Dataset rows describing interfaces

********************

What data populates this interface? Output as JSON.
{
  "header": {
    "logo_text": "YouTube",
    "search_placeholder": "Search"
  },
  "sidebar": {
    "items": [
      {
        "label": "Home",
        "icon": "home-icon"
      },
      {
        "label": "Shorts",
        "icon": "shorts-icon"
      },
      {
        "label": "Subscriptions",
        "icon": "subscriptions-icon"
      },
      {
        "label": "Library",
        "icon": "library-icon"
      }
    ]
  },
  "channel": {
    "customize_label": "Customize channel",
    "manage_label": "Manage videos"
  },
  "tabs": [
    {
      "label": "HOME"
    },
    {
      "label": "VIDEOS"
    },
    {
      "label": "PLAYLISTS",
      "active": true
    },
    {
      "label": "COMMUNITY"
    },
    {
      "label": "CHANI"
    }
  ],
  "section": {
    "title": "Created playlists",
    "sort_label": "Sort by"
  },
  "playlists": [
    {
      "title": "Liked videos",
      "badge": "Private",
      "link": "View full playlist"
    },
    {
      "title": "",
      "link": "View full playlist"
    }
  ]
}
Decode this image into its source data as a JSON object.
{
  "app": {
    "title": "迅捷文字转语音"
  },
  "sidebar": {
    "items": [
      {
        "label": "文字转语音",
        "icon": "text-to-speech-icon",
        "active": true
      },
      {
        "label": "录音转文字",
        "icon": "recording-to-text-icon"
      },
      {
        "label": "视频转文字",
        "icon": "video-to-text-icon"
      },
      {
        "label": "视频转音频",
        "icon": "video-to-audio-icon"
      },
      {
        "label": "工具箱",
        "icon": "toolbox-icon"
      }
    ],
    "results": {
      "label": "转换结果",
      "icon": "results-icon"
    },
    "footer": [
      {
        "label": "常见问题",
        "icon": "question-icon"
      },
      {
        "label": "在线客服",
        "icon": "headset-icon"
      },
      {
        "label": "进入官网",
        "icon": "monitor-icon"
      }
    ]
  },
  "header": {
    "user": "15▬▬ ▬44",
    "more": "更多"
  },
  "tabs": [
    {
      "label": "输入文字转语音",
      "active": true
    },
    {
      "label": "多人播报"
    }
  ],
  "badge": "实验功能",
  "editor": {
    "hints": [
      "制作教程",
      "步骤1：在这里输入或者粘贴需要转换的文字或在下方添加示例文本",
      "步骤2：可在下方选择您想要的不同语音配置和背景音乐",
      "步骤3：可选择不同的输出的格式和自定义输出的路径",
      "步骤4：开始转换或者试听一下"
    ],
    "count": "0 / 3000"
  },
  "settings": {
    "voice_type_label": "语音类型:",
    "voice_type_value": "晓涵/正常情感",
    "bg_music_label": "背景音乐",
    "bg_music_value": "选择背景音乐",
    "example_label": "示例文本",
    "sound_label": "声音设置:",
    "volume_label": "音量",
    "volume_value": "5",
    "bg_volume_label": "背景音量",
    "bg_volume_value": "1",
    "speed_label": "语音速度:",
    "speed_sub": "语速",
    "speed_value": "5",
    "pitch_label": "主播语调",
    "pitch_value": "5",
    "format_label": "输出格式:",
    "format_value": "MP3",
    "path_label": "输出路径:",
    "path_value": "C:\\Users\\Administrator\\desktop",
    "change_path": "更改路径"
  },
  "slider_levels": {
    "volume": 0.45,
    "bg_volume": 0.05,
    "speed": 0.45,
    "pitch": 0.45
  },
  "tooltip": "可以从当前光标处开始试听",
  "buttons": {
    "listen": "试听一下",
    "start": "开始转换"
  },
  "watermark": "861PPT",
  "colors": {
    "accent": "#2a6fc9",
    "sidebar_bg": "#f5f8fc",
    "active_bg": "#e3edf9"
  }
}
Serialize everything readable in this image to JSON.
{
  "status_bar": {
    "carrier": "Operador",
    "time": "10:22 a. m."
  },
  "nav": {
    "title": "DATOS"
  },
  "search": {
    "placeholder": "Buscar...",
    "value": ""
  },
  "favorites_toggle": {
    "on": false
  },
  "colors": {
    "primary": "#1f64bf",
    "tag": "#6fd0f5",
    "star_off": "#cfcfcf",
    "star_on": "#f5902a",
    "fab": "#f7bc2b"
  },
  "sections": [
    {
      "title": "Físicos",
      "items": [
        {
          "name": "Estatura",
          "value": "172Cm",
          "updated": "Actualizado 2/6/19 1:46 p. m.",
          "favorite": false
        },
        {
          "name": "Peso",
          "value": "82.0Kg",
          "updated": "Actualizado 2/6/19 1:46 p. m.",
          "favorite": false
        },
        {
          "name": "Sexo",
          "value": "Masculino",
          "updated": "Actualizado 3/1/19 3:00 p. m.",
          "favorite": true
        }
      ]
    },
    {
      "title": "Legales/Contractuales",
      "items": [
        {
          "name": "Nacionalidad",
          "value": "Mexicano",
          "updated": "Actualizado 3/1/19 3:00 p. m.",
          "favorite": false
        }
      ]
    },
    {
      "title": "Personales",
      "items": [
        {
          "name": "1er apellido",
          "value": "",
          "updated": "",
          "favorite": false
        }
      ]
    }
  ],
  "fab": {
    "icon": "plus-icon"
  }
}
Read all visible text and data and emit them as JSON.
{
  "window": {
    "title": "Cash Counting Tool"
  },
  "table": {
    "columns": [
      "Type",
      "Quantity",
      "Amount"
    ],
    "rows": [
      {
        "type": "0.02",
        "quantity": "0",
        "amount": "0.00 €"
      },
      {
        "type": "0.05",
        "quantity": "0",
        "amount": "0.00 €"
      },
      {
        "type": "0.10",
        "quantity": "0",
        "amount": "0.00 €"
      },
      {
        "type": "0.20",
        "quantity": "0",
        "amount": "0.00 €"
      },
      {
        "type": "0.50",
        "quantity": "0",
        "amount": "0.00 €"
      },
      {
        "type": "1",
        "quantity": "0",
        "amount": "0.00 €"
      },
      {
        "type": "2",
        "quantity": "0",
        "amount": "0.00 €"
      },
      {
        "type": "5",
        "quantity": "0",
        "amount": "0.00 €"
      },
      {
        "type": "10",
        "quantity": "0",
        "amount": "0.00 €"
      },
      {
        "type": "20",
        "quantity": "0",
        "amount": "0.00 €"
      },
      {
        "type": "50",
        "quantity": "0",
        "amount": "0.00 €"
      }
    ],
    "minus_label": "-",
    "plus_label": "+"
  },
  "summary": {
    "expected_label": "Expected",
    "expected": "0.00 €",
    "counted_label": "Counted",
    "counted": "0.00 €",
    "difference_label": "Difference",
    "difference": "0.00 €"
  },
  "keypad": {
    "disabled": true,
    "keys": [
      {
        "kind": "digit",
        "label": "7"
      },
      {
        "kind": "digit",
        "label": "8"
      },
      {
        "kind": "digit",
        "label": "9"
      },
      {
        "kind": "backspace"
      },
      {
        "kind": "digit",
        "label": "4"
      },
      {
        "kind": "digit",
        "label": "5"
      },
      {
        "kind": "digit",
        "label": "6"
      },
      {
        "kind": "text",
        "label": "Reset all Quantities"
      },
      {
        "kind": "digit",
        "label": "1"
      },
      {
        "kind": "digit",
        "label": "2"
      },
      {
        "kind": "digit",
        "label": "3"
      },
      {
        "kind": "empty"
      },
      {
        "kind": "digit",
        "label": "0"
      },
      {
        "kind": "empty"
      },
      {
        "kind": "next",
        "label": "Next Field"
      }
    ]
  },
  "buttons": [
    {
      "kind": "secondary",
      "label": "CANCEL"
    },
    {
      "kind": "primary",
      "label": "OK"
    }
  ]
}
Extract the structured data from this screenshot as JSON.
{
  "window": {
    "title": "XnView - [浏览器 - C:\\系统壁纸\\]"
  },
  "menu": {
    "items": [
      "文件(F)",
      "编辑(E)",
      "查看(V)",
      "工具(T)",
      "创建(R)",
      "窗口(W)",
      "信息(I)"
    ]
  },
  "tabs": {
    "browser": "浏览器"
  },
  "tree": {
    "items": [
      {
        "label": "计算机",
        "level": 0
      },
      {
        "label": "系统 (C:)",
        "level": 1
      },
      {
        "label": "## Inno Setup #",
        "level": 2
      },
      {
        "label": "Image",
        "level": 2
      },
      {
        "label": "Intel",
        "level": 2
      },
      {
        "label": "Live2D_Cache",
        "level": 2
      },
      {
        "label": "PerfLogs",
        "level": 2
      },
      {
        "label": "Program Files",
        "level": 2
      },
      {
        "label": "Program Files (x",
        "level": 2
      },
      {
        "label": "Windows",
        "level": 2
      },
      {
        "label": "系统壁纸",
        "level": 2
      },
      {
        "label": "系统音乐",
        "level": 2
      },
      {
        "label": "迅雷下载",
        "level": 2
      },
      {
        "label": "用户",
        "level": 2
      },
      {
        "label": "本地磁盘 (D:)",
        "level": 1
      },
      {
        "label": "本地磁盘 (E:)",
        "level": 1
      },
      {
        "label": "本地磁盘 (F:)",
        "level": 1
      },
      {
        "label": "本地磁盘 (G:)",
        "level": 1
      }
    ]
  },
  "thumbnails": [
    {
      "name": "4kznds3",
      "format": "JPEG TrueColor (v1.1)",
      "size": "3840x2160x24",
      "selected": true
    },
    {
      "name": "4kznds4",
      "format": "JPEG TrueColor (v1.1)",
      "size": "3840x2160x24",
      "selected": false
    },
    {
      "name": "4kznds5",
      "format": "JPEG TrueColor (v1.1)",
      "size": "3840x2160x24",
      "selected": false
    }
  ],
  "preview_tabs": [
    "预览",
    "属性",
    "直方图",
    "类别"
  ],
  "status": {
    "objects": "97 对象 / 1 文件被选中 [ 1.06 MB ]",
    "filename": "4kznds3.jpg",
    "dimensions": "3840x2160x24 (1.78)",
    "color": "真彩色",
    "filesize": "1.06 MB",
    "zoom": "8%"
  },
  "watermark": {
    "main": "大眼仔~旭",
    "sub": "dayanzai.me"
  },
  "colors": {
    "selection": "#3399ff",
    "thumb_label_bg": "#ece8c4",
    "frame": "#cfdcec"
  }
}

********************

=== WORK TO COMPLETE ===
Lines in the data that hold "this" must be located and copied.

=== EXERCISE RESPONSE ===
What data populates this interface? Output as JSON.
Decode this image into its source data as a JSON object.
Serialize everything readable in this image to JSON.
Extract the structured data from this screenshot as JSON.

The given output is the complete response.